__Task statement__. Pictures excluded, copy all of the data below exactly.

------------------------------------------------------------------------

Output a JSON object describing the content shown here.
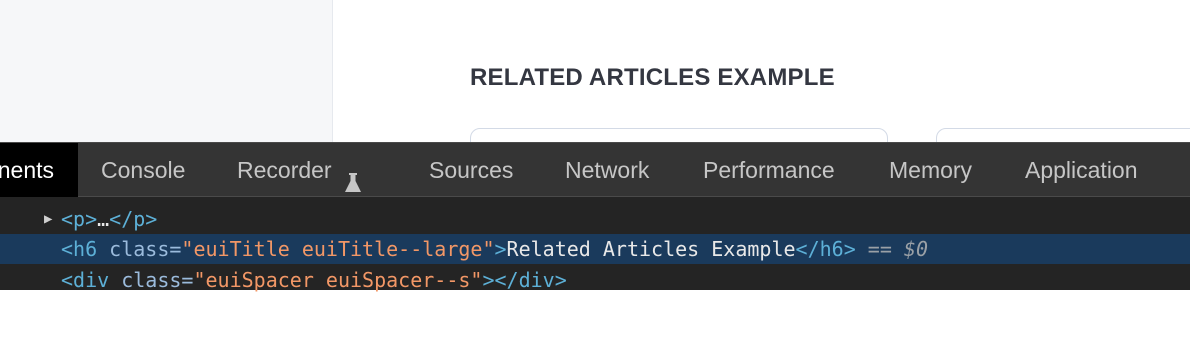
{
  "page": {
    "section_title": "RELATED ARTICLES EXAMPLE"
  },
  "devtools": {
    "tabs": {
      "elements": "nents",
      "console": "Console",
      "recorder": "Recorder",
      "sources": "Sources",
      "network": "Network",
      "performance": "Performance",
      "memory": "Memory",
      "application": "Application"
    },
    "active_tab": "Elements",
    "dom": {
      "line1": {
        "open": "<p>",
        "ellipsis": "…",
        "close": "</p>"
      },
      "line2": {
        "open_tag": "<h6",
        "attr_name": " class=",
        "attr_value": "\"euiTitle euiTitle--large\"",
        "gt": ">",
        "text": "Related Articles Example",
        "close_tag": "</h6>",
        "eq": " == ",
        "ref": "$0"
      },
      "line3": {
        "open_tag": "<div",
        "attr_name": " class=",
        "attr_value": "\"euiSpacer euiSpacer--s\"",
        "gt": ">",
        "close_tag": "</div>"
      }
    }
  },
  "icons": {
    "recorder_tab": "flask-icon",
    "expand": "triangle-right-icon"
  },
  "colors": {
    "devtools_bg": "#242424",
    "tabbar_bg": "#343434",
    "selected_row": "#1a3a5c",
    "tag": "#5db0d7",
    "attr_value": "#f29766"
  }
}
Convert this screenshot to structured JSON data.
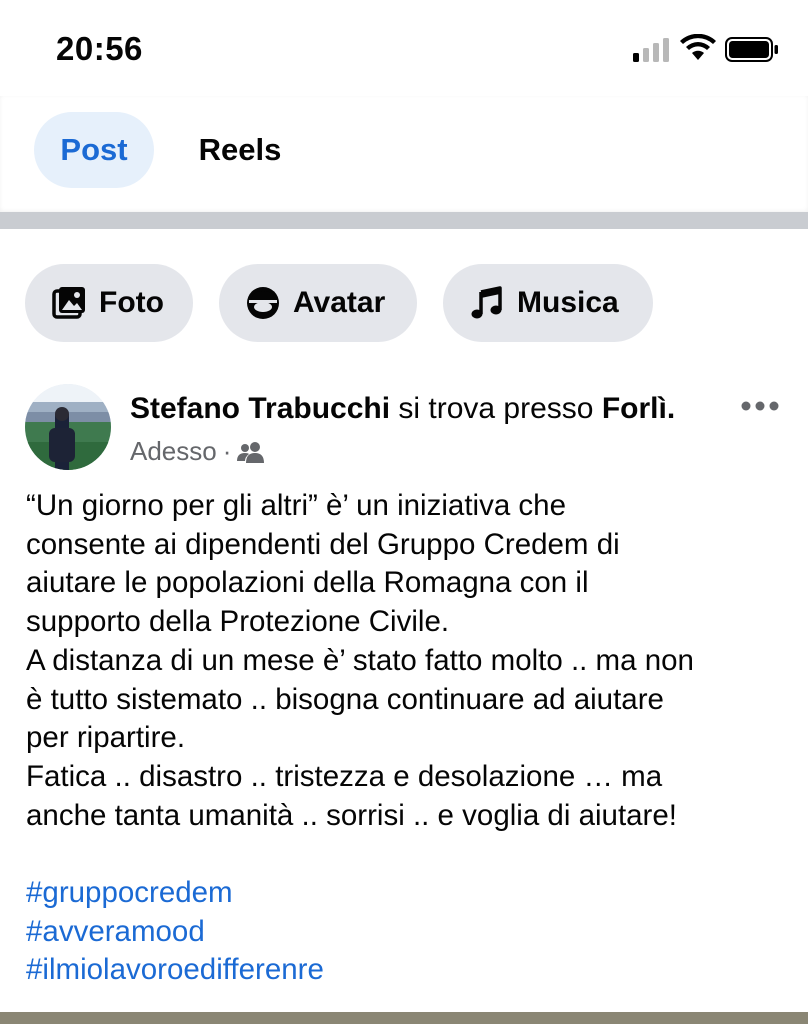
{
  "status_bar": {
    "time": "20:56",
    "icons": [
      "cellular-signal-icon",
      "wifi-icon",
      "battery-icon"
    ]
  },
  "tabs": [
    {
      "label": "Post",
      "selected": true
    },
    {
      "label": "Reels",
      "selected": false
    }
  ],
  "chips": [
    {
      "label": "Foto",
      "icon": "photo-icon"
    },
    {
      "label": "Avatar",
      "icon": "avatar-icon"
    },
    {
      "label": "Musica",
      "icon": "music-note-icon"
    }
  ],
  "post": {
    "author": "Stefano Trabucchi",
    "location_text": "si trova presso",
    "location": "Forlì.",
    "timestamp": "Adesso",
    "separator": "·",
    "audience_icon": "friends-icon",
    "body_lines": [
      "“Un giorno per gli altri” è’ un iniziativa che",
      "consente ai dipendenti del Gruppo Credem di",
      "aiutare le popolazioni della Romagna con il",
      "supporto della Protezione Civile.",
      "A distanza di un mese è’ stato fatto molto .. ma non",
      "è tutto sistemato .. bisogna continuare ad aiutare",
      "per ripartire.",
      "Fatica .. disastro .. tristezza e desolazione … ma",
      "anche tanta umanità .. sorrisi .. e voglia di aiutare!"
    ],
    "hashtags": [
      "#gruppocredem",
      "#avveramood",
      "#ilmiolavoroedifferenre"
    ]
  },
  "colors": {
    "accent": "#1b6ad4",
    "tab_selected_bg": "#e6f0fb",
    "chip_bg": "#e4e6eb",
    "divider": "#c9ccd1",
    "meta_text": "#65676b"
  }
}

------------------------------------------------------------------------

__Answer__.
Output a JSON object describing the content shown here.
{
  "page": {
    "section_title": "RELATED ARTICLES EXAMPLE"
  },
  "devtools": {
    "tabs": {
      "elements": "nents",
      "console": "Console",
      "recorder": "Recorder",
      "sources": "Sources",
      "network": "Network",
      "performance": "Performance",
      "memory": "Memory",
      "application": "Application"
    },
    "active_tab": "Elements",
    "dom": {
      "line1": {
        "open": "<p>",
        "ellipsis": "…",
        "close": "</p>"
      },
      "line2": {
        "open_tag": "<h6",
        "attr_name": " class=",
        "attr_value": "\"euiTitle euiTitle--large\"",
        "gt": ">",
        "text": "Related Articles Example",
        "close_tag": "</h6>",
        "eq": " == ",
        "ref": "$0"
      },
      "line3": {
        "open_tag": "<div",
        "attr_name": " class=",
        "attr_value": "\"euiSpacer euiSpacer--s\"",
        "gt": ">",
        "close_tag": "</div>"
      }
    }
  },
  "icons": {
    "recorder_tab": "flask-icon",
    "expand": "triangle-right-icon"
  },
  "colors": {
    "devtools_bg": "#242424",
    "tabbar_bg": "#343434",
    "selected_row": "#1a3a5c",
    "tag": "#5db0d7",
    "attr_value": "#f29766"
  }
}
Convert this screenshot to structured JSON data.
{
  "status_bar": {
    "time": "20:56",
    "icons": [
      "cellular-signal-icon",
      "wifi-icon",
      "battery-icon"
    ]
  },
  "tabs": [
    {
      "label": "Post",
      "selected": true
    },
    {
      "label": "Reels",
      "selected": false
    }
  ],
  "chips": [
    {
      "label": "Foto",
      "icon": "photo-icon"
    },
    {
      "label": "Avatar",
      "icon": "avatar-icon"
    },
    {
      "label": "Musica",
      "icon": "music-note-icon"
    }
  ],
  "post": {
    "author": "Stefano Trabucchi",
    "location_text": "si trova presso",
    "location": "Forlì.",
    "timestamp": "Adesso",
    "separator": "·",
    "audience_icon": "friends-icon",
    "body_lines": [
      "“Un giorno per gli altri” è’ un iniziativa che",
      "consente ai dipendenti del Gruppo Credem di",
      "aiutare le popolazioni della Romagna con il",
      "supporto della Protezione Civile.",
      "A distanza di un mese è’ stato fatto molto .. ma non",
      "è tutto sistemato .. bisogna continuare ad aiutare",
      "per ripartire.",
      "Fatica .. disastro .. tristezza e desolazione … ma",
      "anche tanta umanità .. sorrisi .. e voglia di aiutare!"
    ],
    "hashtags": [
      "#gruppocredem",
      "#avveramood",
      "#ilmiolavoroedifferenre"
    ]
  },
  "colors": {
    "accent": "#1b6ad4",
    "tab_selected_bg": "#e6f0fb",
    "chip_bg": "#e4e6eb",
    "divider": "#c9ccd1",
    "meta_text": "#65676b"
  }
}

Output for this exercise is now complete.